A large portion of the Natyasastra is dedicated to the detailed description of body movements and their meanings. It is a complete body sign language. This includes mudras (meaningful positions) for the hands, feet, eyes, head, positions for the body (placement of hips, legs, torso), and combinations of each.  For example, the "Pataka" is made with thumb bent and other fingers stretched out. This conveys striking, driving, joy, pride and so on. If both hands and fingers are moving, it suggests rain, showering of flowers, etc. The precise positioning and meaning of each are prescribed in the Natyasastra and form the basis of all Classical Theatre/Dance movements. The effect is that of mime combined with dance, as dancers emote with their faces and let the emotion and action come through their movements. Only specialists are versed in the meaning of the mudras, but the beauty of the movements is widely appreciated.

(This information is taken from my doctoral dissertation when discussing how drama differs in its various aspects from culture to culture.)

For a great article about Christian Thai Likay dance-drama, go to this link:  It is an article written for Lausanne World Pulse e-mag by Allan Eubank.

Friday, August 6, 2010

Asian Christian theatre
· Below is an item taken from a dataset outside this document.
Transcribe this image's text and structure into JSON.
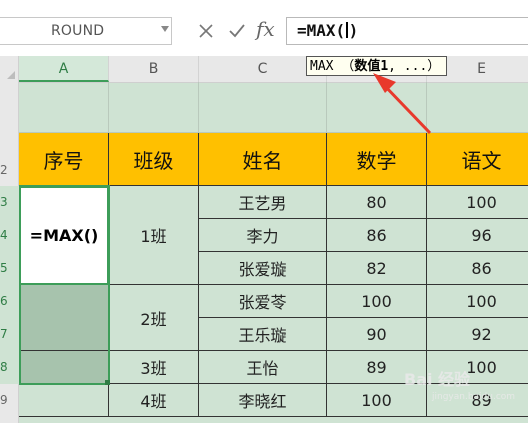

I think I will need to take several posts to talk about my Oberammergau experience and reactions, so let me begin by briefly mentioning the wonderful ethnic arts experienced at the latest Global Consultation on Music and Missions.  Many years ago I heard about Thai folk drama being used to give Biblical messages. The piece mentioned was "The Prodigal Daughter" in Thai Likay form.  Likay is a traditional folk form of drama that uses Thai dance, song, music and melodrama to tell a story. They also incorporate a lot of the classical Indian dance movements - particularly with hand gestures, where each position of the hand has meaning.
In the 1970s, Allan and Joan Eubanks, of Christian Communications Institute in Thailand, developed the first Christian Likay drama, "The Prodigal Daughter," with students from Payap University.  It has been performing ever since.  And they performed an excerpt of it at GComm!   What a thrill to see it in person!  CCI has gone on to develop many more Likay dramas as well as contemporary plays bringing out Scripture and Biblical principles.

Wednesday, August 4, 2010


Well, I'm finally getting around to this whole blog business!  I use the internet so much to see what's going on around the world but just haven't taken the time to put my own thoughts and experiences down here, particularly as related to drama and theatre around the world. 

This whole area of ethnodramatology has been my interest since high school days (way back - don't ask!).  Working in the US for 20+ years in drama and ministry, and now based in Kenya teaching drama and traveling around the world giving seminars and viewing plays and dramatic events has given me lots to think about.  I've met a growing number of people interested in ethnodramatology.  I hope we can continue to share our experiences with one another, learn from one another and have fun with drama!

In this blogspot I want to write about experiences I've had with drama around the world.  I hope it will be useful and interesting!